  • Volume: 376
  • Publication Date: 2007
  • Doi Number: 10.1016/j.physa.2006.10.097
  • Journal Indexes: Science Citation Index Expanded (SCI-EXPANDED), Social Sciences Citation Index (SSCI), Scopus
  • Page Numbers: pp.433-444
  • Keywords: asset pricing, variance bounds, dividend discount model, market efficiency, excess volatility, VARIANCE BOUNDS TESTS, FINANCIAL-MARKETS, ASSET PRICES, VARIABILITY, RATIONALITY, EFFICIENCY, VALUATION, BEHAVIOR, RETURNS, ECONOMY
  • TED University Affiliated: No


This study investigates excess stock price volatility using the variance bound framework of LeRoy and Porter [The present-value relation: tests based on implied variance bounds, Econometrica 49 (1981) 555-574] and of Shiller [Do stock prices move too much to be justified by subsequent changes in dividends'? Am. Econ.

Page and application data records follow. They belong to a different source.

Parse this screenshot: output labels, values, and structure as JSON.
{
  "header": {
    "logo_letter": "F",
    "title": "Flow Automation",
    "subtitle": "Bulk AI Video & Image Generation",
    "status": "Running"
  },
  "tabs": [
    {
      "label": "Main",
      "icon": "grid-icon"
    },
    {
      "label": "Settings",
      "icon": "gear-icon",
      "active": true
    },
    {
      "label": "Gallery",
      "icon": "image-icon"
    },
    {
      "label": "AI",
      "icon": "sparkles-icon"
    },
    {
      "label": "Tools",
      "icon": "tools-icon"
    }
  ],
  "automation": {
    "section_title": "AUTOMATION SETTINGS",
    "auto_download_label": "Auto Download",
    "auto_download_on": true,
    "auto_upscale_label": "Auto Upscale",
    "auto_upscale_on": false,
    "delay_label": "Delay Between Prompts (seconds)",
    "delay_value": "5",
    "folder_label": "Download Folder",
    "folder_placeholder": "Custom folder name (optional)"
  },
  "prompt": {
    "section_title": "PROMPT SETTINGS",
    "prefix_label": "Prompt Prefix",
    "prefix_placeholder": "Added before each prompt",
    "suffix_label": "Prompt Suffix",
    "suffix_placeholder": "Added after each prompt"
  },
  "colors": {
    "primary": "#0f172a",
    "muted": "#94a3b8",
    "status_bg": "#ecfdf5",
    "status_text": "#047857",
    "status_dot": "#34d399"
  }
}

Rev. 71 (1981) 421-436.]. The conditional variance bound relationship is examined using cross-sectional data simulated from the general equilibrium asset pricing model of Brock [Asset prices in a production economy. in: J.J. McCall (Ed.). The Economics of Information and Uncertainty. University of Chicago Press, Chicago (for N.B.E.R.). 1982]. Results show that the conditional variance bounds hold, hence, our hypothesis of the validity of the dividend discount model cannot be rejected. Moreover, in Our setting, markets are efficient and stock prices are neither affected by herd psychology nor by the outcome of noise trading by naive investors; thus, we are able to control for market efficiency. Consequently, we show that one cannot infer any conclusions about market efficiency from the unconditional variance bounds tests. (c) 2006 Elsevier B.V. All rights reserved.